The Eyes of the Overworld are better than a lamp, but certainly not worth wishing for just to help mapping—a magic marker to write mapping scrolls is a better wish.
Manual search does have advantages. Firstly, Gehennom has a fair amount of equipment lying around - and if you are short on mapping scrolls and marker charges, perhaps you are short of kit generally. Blessed potions of object detection can be used to detect items around the level & reveals the type of some items; as you are wandering around the level, and the stairs are just as likely to be in one place as another, you might as well start by heading towards any interesting items.
Watch out for fire traps - if you don't have intrinsic searching, you are likely to get burned a few times. If you have high luck and bless your cloth/leather armor items, they are unlikely to get burnt.
If you have cold resistance, telepathy, teleport control and enough sources of teleports (ideally the teleportitis intrinsic) then you can let Asmodeus find all the upstairs and downstairs in Gehennom for you once you have found his lair. The cold resistance is needed so that Asmodeus can't hurt you as you chase him up through Gehennom.

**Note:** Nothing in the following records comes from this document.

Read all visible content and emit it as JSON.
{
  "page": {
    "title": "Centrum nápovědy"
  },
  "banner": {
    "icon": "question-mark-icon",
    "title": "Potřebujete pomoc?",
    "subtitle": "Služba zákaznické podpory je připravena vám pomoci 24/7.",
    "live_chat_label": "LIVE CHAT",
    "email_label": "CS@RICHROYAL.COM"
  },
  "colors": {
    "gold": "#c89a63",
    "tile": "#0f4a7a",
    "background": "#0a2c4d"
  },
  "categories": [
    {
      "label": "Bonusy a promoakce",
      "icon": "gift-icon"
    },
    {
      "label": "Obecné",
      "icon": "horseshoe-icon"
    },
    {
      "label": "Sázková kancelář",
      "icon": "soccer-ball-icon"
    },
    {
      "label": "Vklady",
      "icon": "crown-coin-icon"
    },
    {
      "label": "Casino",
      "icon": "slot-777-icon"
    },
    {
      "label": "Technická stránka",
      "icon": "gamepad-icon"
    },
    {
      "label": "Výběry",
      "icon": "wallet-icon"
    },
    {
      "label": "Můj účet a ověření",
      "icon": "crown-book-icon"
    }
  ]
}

With Asmodeus next to you, level teleport to the vibrating square level (specifying level 70 should work). Hit him until he teleports away to the upstairs, and use telepathy to see where he is. Teleport next to him and hit him until he runs upstairs. Follow him and repeat this procedure until the stairs on every level are located. It is a good idea to use a stethoscope to make sure you don't accidentally kill him.